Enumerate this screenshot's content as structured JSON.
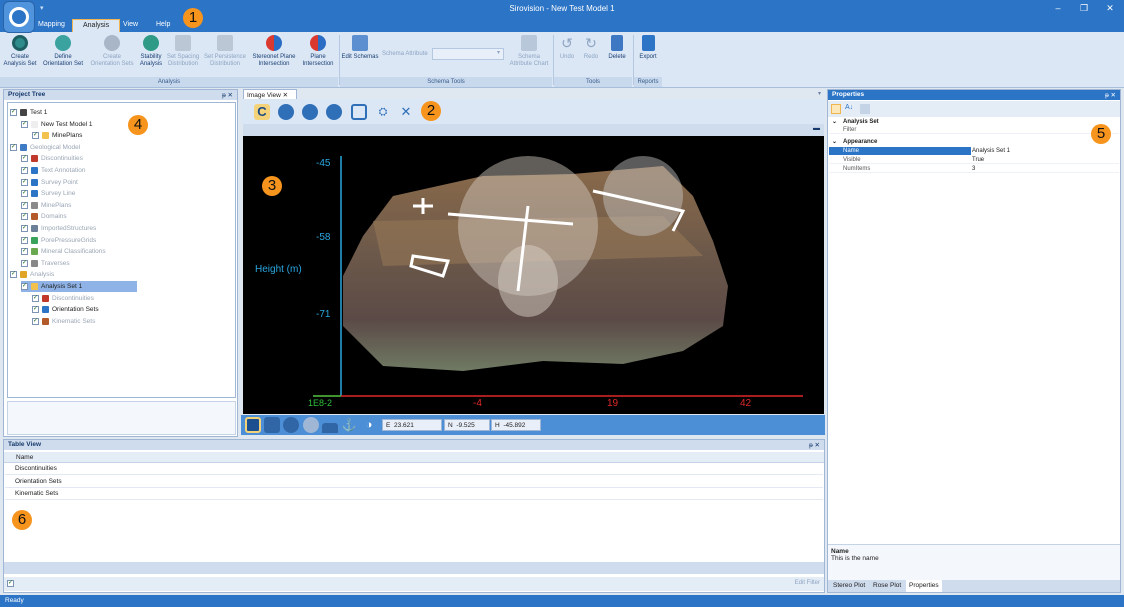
{
  "app": {
    "title": "Sirovision - New Test Model 1",
    "status": "Ready"
  },
  "window_controls": {
    "minimize": "–",
    "maximize": "❐",
    "close": "✕"
  },
  "menu": {
    "tabs": [
      "Mapping",
      "Analysis",
      "View",
      "Help"
    ],
    "active": "Analysis"
  },
  "ribbon": {
    "buttons": [
      {
        "label1": "Create",
        "label2": "Analysis Set",
        "icon": "search-icon",
        "enabled": true
      },
      {
        "label1": "Define",
        "label2": "Orientation Set",
        "icon": "orientation-icon",
        "enabled": true
      },
      {
        "label1": "Create",
        "label2": "Orientation Sets",
        "icon": "orientation-sets-icon",
        "enabled": false
      },
      {
        "label1": "Stability",
        "label2": "Analysis",
        "icon": "stability-icon",
        "enabled": true
      },
      {
        "label1": "Set Spacing",
        "label2": "Distribution",
        "icon": "spacing-icon",
        "enabled": false
      },
      {
        "label1": "Set Persistence",
        "label2": "Distribution",
        "icon": "persistence-icon",
        "enabled": false
      },
      {
        "label1": "Stereonet Plane",
        "label2": "Intersection",
        "icon": "stereonet-icon",
        "enabled": true
      },
      {
        "label1": "Plane",
        "label2": "Intersection",
        "icon": "plane-icon",
        "enabled": true
      }
    ],
    "schema": {
      "edit_label": "Edit Schemas",
      "attribute_label": "Schema Attribute",
      "chart_label1": "Schema",
      "chart_label2": "Attribute Chart"
    },
    "tools": {
      "undo": "Undo",
      "redo": "Redo",
      "delete": "Delete"
    },
    "reports": {
      "export": "Export"
    },
    "groups": [
      "Analysis",
      "Schema Tools",
      "Tools",
      "Reports"
    ]
  },
  "project_tree": {
    "title": "Project Tree",
    "pin": "ᵽ",
    "close": "✕",
    "items": [
      {
        "label": "Test 1",
        "gray": false
      },
      {
        "label": "New Test Model 1",
        "gray": false
      },
      {
        "label": "MinePlans",
        "gray": false
      },
      {
        "label": "Geological Model",
        "gray": true
      },
      {
        "label": "Discontinuities",
        "gray": true
      },
      {
        "label": "Text Annotation",
        "gray": true
      },
      {
        "label": "Survey Point",
        "gray": true
      },
      {
        "label": "Survey Line",
        "gray": true
      },
      {
        "label": "MinePlans",
        "gray": true
      },
      {
        "label": "Domains",
        "gray": true
      },
      {
        "label": "ImportedStructures",
        "gray": true
      },
      {
        "label": "PorePressureGrids",
        "gray": true
      },
      {
        "label": "Mineral Classifications",
        "gray": true
      },
      {
        "label": "Traverses",
        "gray": true
      },
      {
        "label": "Analysis",
        "gray": true
      },
      {
        "label": "Analysis Set 1",
        "gray": false
      },
      {
        "label": "Discontinuities",
        "gray": true
      },
      {
        "label": "Orientation Sets",
        "gray": false
      },
      {
        "label": "Kinematic Sets",
        "gray": true
      }
    ]
  },
  "image_view": {
    "tab_label": "Image View",
    "tab_close": "✕",
    "axis": {
      "y_label": "Height (m)",
      "y_ticks": [
        "-45",
        "-58",
        "-71"
      ],
      "x_ticks": [
        "-4",
        "19",
        "42"
      ],
      "x_origin_label": "1E8-2"
    },
    "coords": {
      "e_label": "E",
      "e_value": "23.621",
      "n_label": "N",
      "n_value": "-9.525",
      "h_label": "H",
      "h_value": "-45.892"
    }
  },
  "table_view": {
    "title": "Table View",
    "column": "Name",
    "rows": [
      "Discontinuities",
      "Orientation Sets",
      "Kinematic Sets"
    ],
    "edit_filter": "Edit Filter"
  },
  "properties": {
    "title": "Properties",
    "category1": "Analysis Set",
    "filter_label": "Filter",
    "category2": "Appearance",
    "rows": [
      {
        "key": "Name",
        "value": "Analysis Set 1"
      },
      {
        "key": "Visible",
        "value": "True"
      },
      {
        "key": "NumItems",
        "value": "3"
      }
    ],
    "desc_title": "Name",
    "desc_text": "This is the name",
    "bottom_tabs": [
      "Stereo Plot",
      "Rose Plot",
      "Properties"
    ]
  },
  "annotations": [
    "1",
    "2",
    "3",
    "4",
    "5",
    "6"
  ],
  "colors": {
    "title_blue": "#2b74c6",
    "ribbon_bg": "#dbe7f5",
    "badge": "#f7941d",
    "selected_row": "#2b74c6"
  }
}
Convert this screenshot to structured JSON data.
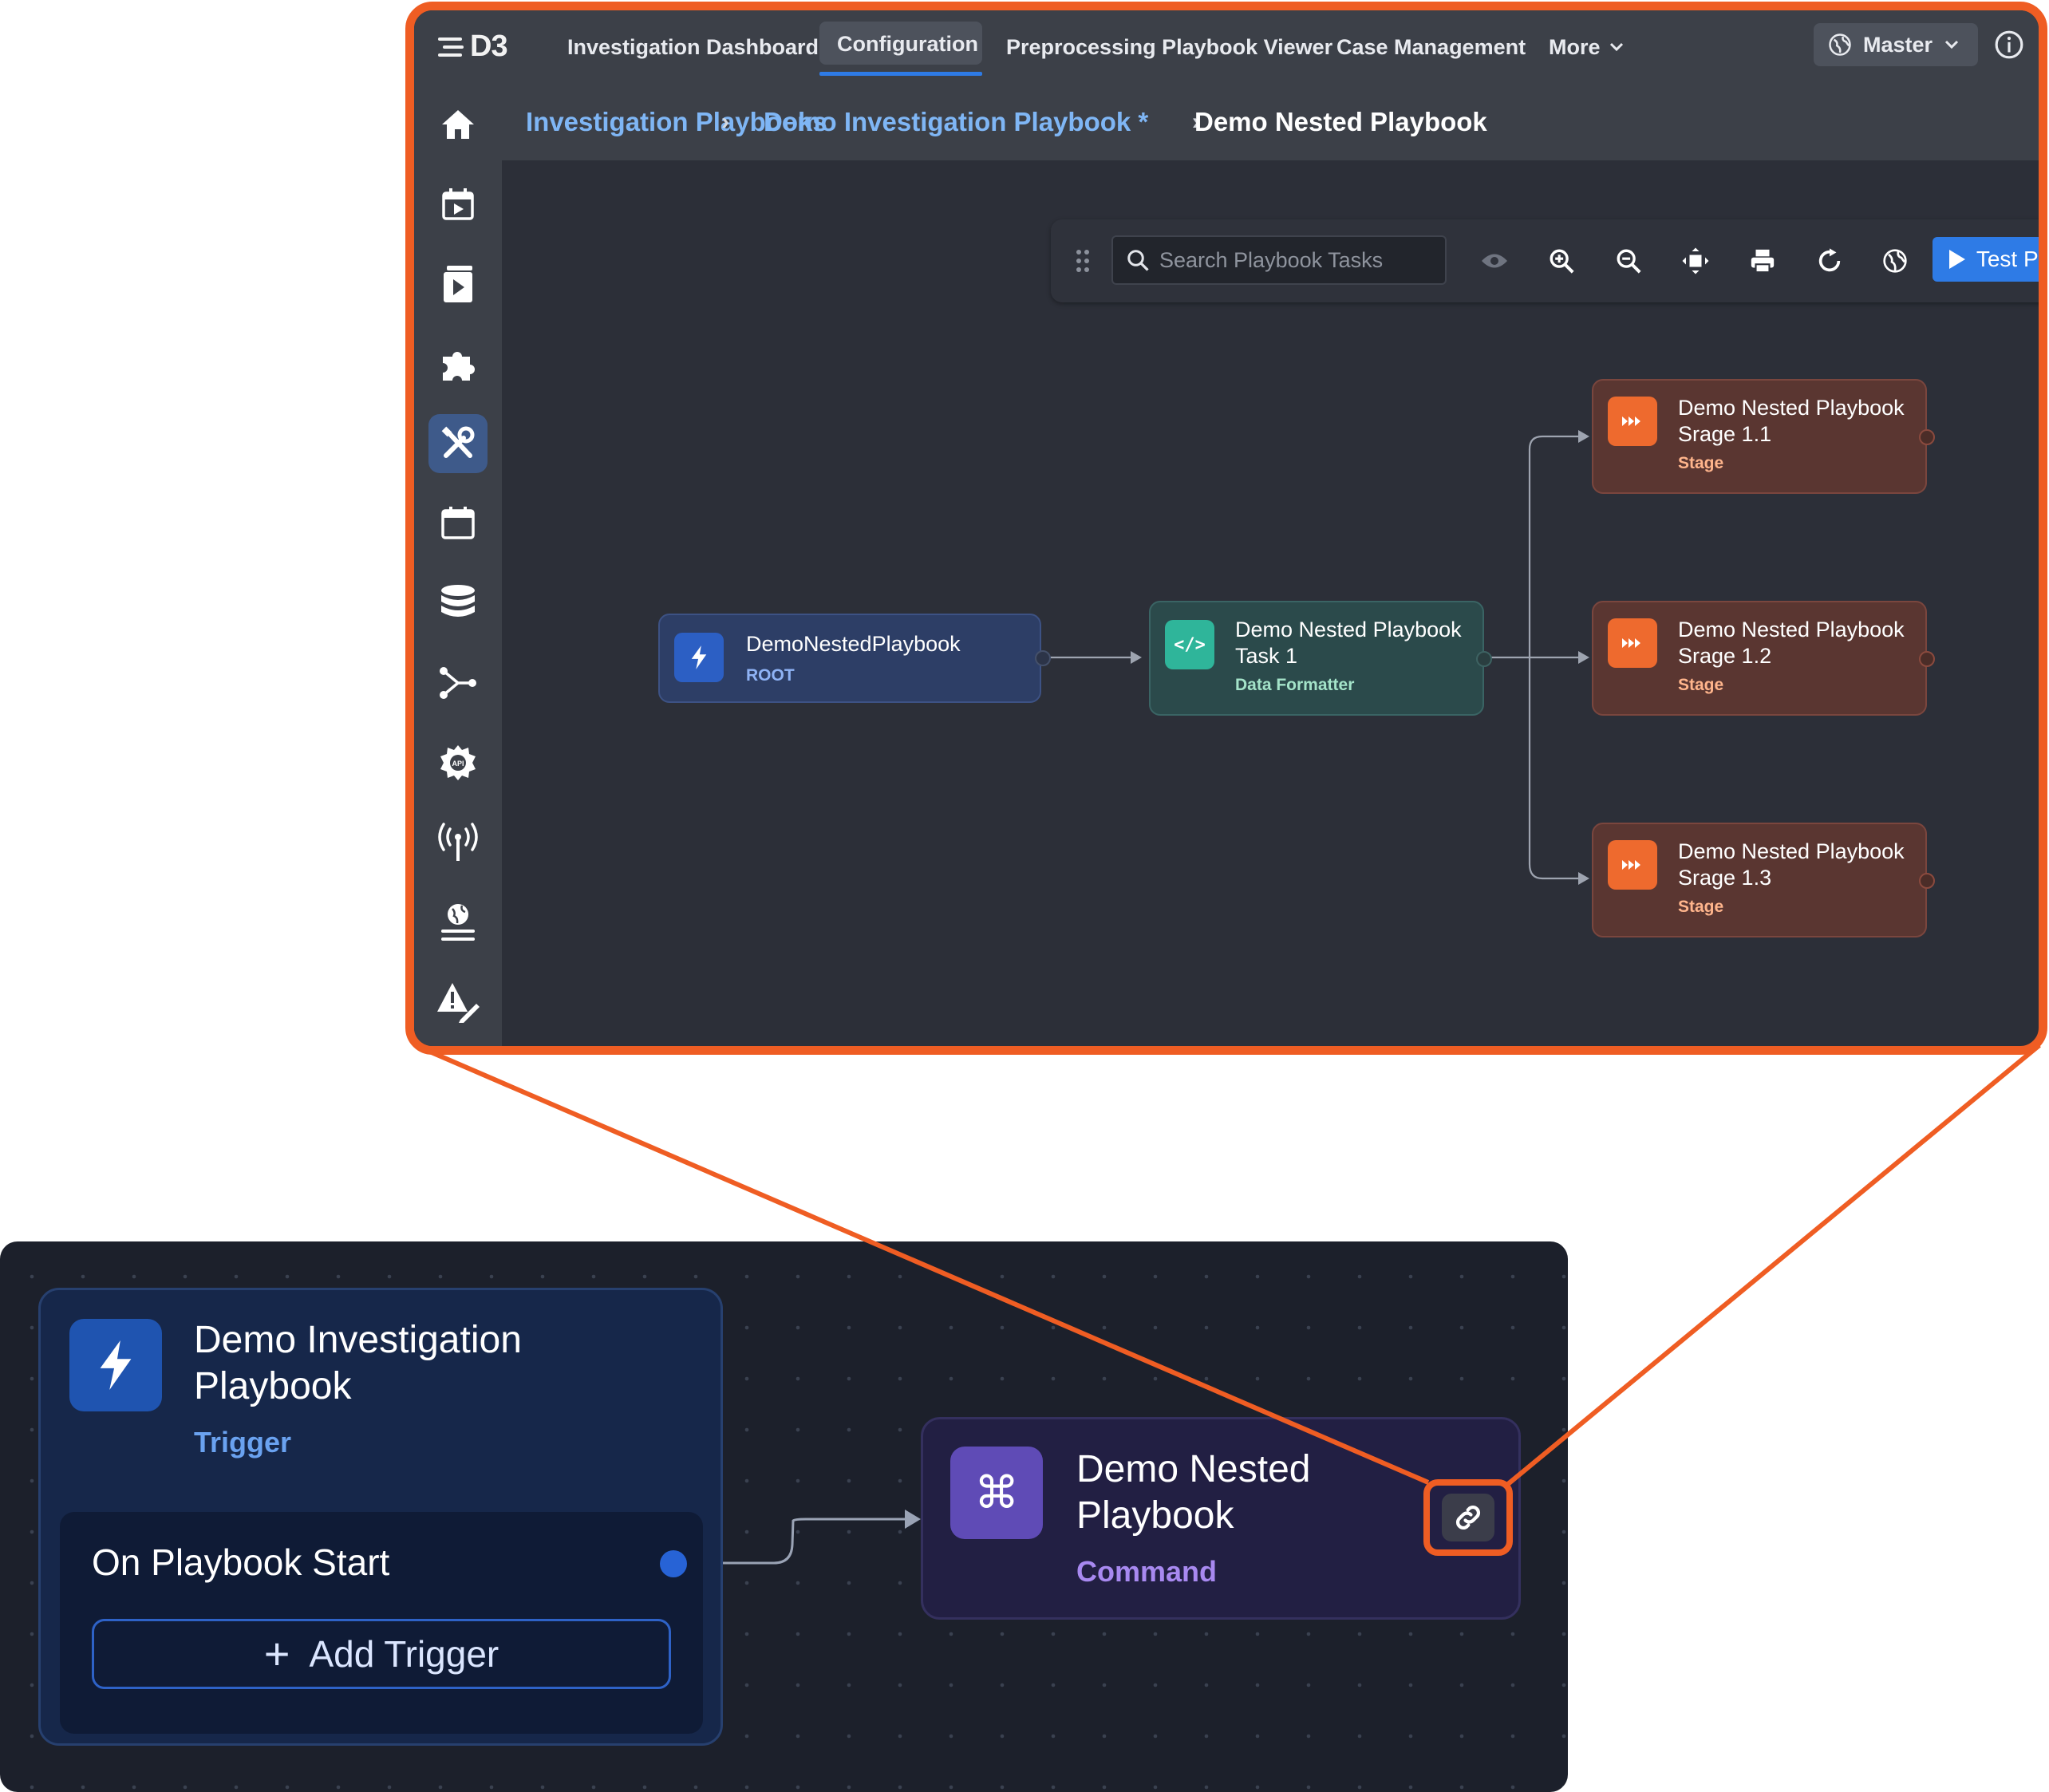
{
  "app": {
    "logo_text": "D3",
    "nav_tabs": [
      {
        "label": "Investigation Dashboard"
      },
      {
        "label": "Configuration"
      },
      {
        "label": "Preprocessing Playbook Viewer"
      },
      {
        "label": "Case Management"
      },
      {
        "label": "More"
      }
    ],
    "active_tab": "Configuration",
    "site_selector": "Master"
  },
  "breadcrumb": {
    "items": [
      "Investigation Playbooks",
      "Demo Investigation Playbook *",
      "Demo Nested Playbook"
    ]
  },
  "toolbar": {
    "search_placeholder": "Search Playbook Tasks",
    "test_button": "Test Playbook"
  },
  "nested_flow": {
    "root": {
      "title": "DemoNestedPlaybook",
      "type": "ROOT"
    },
    "task": {
      "title_line1": "Demo Nested Playbook",
      "title_line2": "Task 1",
      "type": "Data Formatter"
    },
    "stages": [
      {
        "title_line1": "Demo Nested Playbook",
        "title_line2": "Srage 1.1",
        "type": "Stage"
      },
      {
        "title_line1": "Demo Nested Playbook",
        "title_line2": "Srage 1.2",
        "type": "Stage"
      },
      {
        "title_line1": "Demo Nested Playbook",
        "title_line2": "Srage 1.3",
        "type": "Stage"
      }
    ]
  },
  "parent_flow": {
    "trigger_node": {
      "title_line1": "Demo Investigation",
      "title_line2": "Playbook",
      "type": "Trigger"
    },
    "trigger_event": "On Playbook Start",
    "add_trigger": "Add Trigger",
    "command_node": {
      "title_line1": "Demo Nested",
      "title_line2": "Playbook",
      "type": "Command"
    }
  },
  "colors": {
    "highlight": "#ef5d23",
    "nav_bg": "#3c4048",
    "canvas_bg": "#2c2f38",
    "accent_blue": "#2e7be6",
    "root_node": "#2d3e66",
    "task_node": "#2b4a4b",
    "stage_node": "#5a3631",
    "stage_icon": "#ee6a2e",
    "bottom_canvas": "#1c202b",
    "trigger_node": "#16274a",
    "command_node": "#221f43",
    "command_icon": "#5f4bb6"
  },
  "icons": {
    "sidebar": [
      "home-icon",
      "events-icon",
      "playbook-icon",
      "integrations-icon",
      "configuration-tools-icon",
      "calendar-icon",
      "database-icon",
      "graph-icon",
      "api-settings-icon",
      "broadcast-icon",
      "global-settings-icon",
      "alert-edit-icon"
    ],
    "toolbar": [
      "drag-handle-icon",
      "search-icon",
      "eye-icon",
      "zoom-in-icon",
      "zoom-out-icon",
      "fit-view-icon",
      "print-icon",
      "refresh-icon",
      "globe-icon",
      "play-icon"
    ],
    "nodes": [
      "bolt-icon",
      "code-icon",
      "stage-icon",
      "command-icon",
      "link-icon",
      "plus-icon"
    ]
  }
}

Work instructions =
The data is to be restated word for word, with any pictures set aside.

Result for this task =
Enumerate this screenshot's content as structured JSON.
{
  "app": {
    "title": "Sirovision - New Test Model 1",
    "status": "Ready"
  },
  "window_controls": {
    "minimize": "–",
    "maximize": "❐",
    "close": "✕"
  },
  "menu": {
    "tabs": [
      "Mapping",
      "Analysis",
      "View",
      "Help"
    ],
    "active": "Analysis"
  },
  "ribbon": {
    "buttons": [
      {
        "label1": "Create",
        "label2": "Analysis Set",
        "icon": "search-icon",
        "enabled": true
      },
      {
        "label1": "Define",
        "label2": "Orientation Set",
        "icon": "orientation-icon",
        "enabled": true
      },
      {
        "label1": "Create",
        "label2": "Orientation Sets",
        "icon": "orientation-sets-icon",
        "enabled": false
      },
      {
        "label1": "Stability",
        "label2": "Analysis",
        "icon": "stability-icon",
        "enabled": true
      },
      {
        "label1": "Set Spacing",
        "label2": "Distribution",
        "icon": "spacing-icon",
        "enabled": false
      },
      {
        "label1": "Set Persistence",
        "label2": "Distribution",
        "icon": "persistence-icon",
        "enabled": false
      },
      {
        "label1": "Stereonet Plane",
        "label2": "Intersection",
        "icon": "stereonet-icon",
        "enabled": true
      },
      {
        "label1": "Plane",
        "label2": "Intersection",
        "icon": "plane-icon",
        "enabled": true
      }
    ],
    "schema": {
      "edit_label": "Edit Schemas",
      "attribute_label": "Schema Attribute",
      "chart_label1": "Schema",
      "chart_label2": "Attribute Chart"
    },
    "tools": {
      "undo": "Undo",
      "redo": "Redo",
      "delete": "Delete"
    },
    "reports": {
      "export": "Export"
    },
    "groups": [
      "Analysis",
      "Schema Tools",
      "Tools",
      "Reports"
    ]
  },
  "project_tree": {
    "title": "Project Tree",
    "pin": "ᵽ",
    "close": "✕",
    "items": [
      {
        "label": "Test 1",
        "gray": false
      },
      {
        "label": "New Test Model 1",
        "gray": false
      },
      {
        "label": "MinePlans",
        "gray": false
      },
      {
        "label": "Geological Model",
        "gray": true
      },
      {
        "label": "Discontinuities",
        "gray": true
      },
      {
        "label": "Text Annotation",
        "gray": true
      },
      {
        "label": "Survey Point",
        "gray": true
      },
      {
        "label": "Survey Line",
        "gray": true
      },
      {
        "label": "MinePlans",
        "gray": true
      },
      {
        "label": "Domains",
        "gray": true
      },
      {
        "label": "ImportedStructures",
        "gray": true
      },
      {
        "label": "PorePressureGrids",
        "gray": true
      },
      {
        "label": "Mineral Classifications",
        "gray": true
      },
      {
        "label": "Traverses",
        "gray": true
      },
      {
        "label": "Analysis",
        "gray": true
      },
      {
        "label": "Analysis Set 1",
        "gray": false
      },
      {
        "label": "Discontinuities",
        "gray": true
      },
      {
        "label": "Orientation Sets",
        "gray": false
      },
      {
        "label": "Kinematic Sets",
        "gray": true
      }
    ]
  },
  "image_view": {
    "tab_label": "Image View",
    "tab_close": "✕",
    "axis": {
      "y_label": "Height (m)",
      "y_ticks": [
        "-45",
        "-58",
        "-71"
      ],
      "x_ticks": [
        "-4",
        "19",
        "42"
      ],
      "x_origin_label": "1E8-2"
    },
    "coords": {
      "e_label": "E",
      "e_value": "23.621",
      "n_label": "N",
      "n_value": "-9.525",
      "h_label": "H",
      "h_value": "-45.892"
    }
  },
  "table_view": {
    "title": "Table View",
    "column": "Name",
    "rows": [
      "Discontinuities",
      "Orientation Sets",
      "Kinematic Sets"
    ],
    "edit_filter": "Edit Filter"
  },
  "properties": {
    "title": "Properties",
    "category1": "Analysis Set",
    "filter_label": "Filter",
    "category2": "Appearance",
    "rows": [
      {
        "key": "Name",
        "value": "Analysis Set 1"
      },
      {
        "key": "Visible",
        "value": "True"
      },
      {
        "key": "NumItems",
        "value": "3"
      }
    ],
    "desc_title": "Name",
    "desc_text": "This is the name",
    "bottom_tabs": [
      "Stereo Plot",
      "Rose Plot",
      "Properties"
    ]
  },
  "annotations": [
    "1",
    "2",
    "3",
    "4",
    "5",
    "6"
  ],
  "colors": {
    "title_blue": "#2b74c6",
    "ribbon_bg": "#dbe7f5",
    "badge": "#f7941d",
    "selected_row": "#2b74c6"
  }
}
Convert this screenshot to structured JSON data.
{
  "app": {
    "logo_text": "D3",
    "nav_tabs": [
      {
        "label": "Investigation Dashboard"
      },
      {
        "label": "Configuration"
      },
      {
        "label": "Preprocessing Playbook Viewer"
      },
      {
        "label": "Case Management"
      },
      {
        "label": "More"
      }
    ],
    "active_tab": "Configuration",
    "site_selector": "Master"
  },
  "breadcrumb": {
    "items": [
      "Investigation Playbooks",
      "Demo Investigation Playbook *",
      "Demo Nested Playbook"
    ]
  },
  "toolbar": {
    "search_placeholder": "Search Playbook Tasks",
    "test_button": "Test Playbook"
  },
  "nested_flow": {
    "root": {
      "title": "DemoNestedPlaybook",
      "type": "ROOT"
    },
    "task": {
      "title_line1": "Demo Nested Playbook",
      "title_line2": "Task 1",
      "type": "Data Formatter"
    },
    "stages": [
      {
        "title_line1": "Demo Nested Playbook",
        "title_line2": "Srage 1.1",
        "type": "Stage"
      },
      {
        "title_line1": "Demo Nested Playbook",
        "title_line2": "Srage 1.2",
        "type": "Stage"
      },
      {
        "title_line1": "Demo Nested Playbook",
        "title_line2": "Srage 1.3",
        "type": "Stage"
      }
    ]
  },
  "parent_flow": {
    "trigger_node": {
      "title_line1": "Demo Investigation",
      "title_line2": "Playbook",
      "type": "Trigger"
    },
    "trigger_event": "On Playbook Start",
    "add_trigger": "Add Trigger",
    "command_node": {
      "title_line1": "Demo Nested",
      "title_line2": "Playbook",
      "type": "Command"
    }
  },
  "colors": {
    "highlight": "#ef5d23",
    "nav_bg": "#3c4048",
    "canvas_bg": "#2c2f38",
    "accent_blue": "#2e7be6",
    "root_node": "#2d3e66",
    "task_node": "#2b4a4b",
    "stage_node": "#5a3631",
    "stage_icon": "#ee6a2e",
    "bottom_canvas": "#1c202b",
    "trigger_node": "#16274a",
    "command_node": "#221f43",
    "command_icon": "#5f4bb6"
  },
  "icons": {
    "sidebar": [
      "home-icon",
      "events-icon",
      "playbook-icon",
      "integrations-icon",
      "configuration-tools-icon",
      "calendar-icon",
      "database-icon",
      "graph-icon",
      "api-settings-icon",
      "broadcast-icon",
      "global-settings-icon",
      "alert-edit-icon"
    ],
    "toolbar": [
      "drag-handle-icon",
      "search-icon",
      "eye-icon",
      "zoom-in-icon",
      "zoom-out-icon",
      "fit-view-icon",
      "print-icon",
      "refresh-icon",
      "globe-icon",
      "play-icon"
    ],
    "nodes": [
      "bolt-icon",
      "code-icon",
      "stage-icon",
      "command-icon",
      "link-icon",
      "plus-icon"
    ]
  }
}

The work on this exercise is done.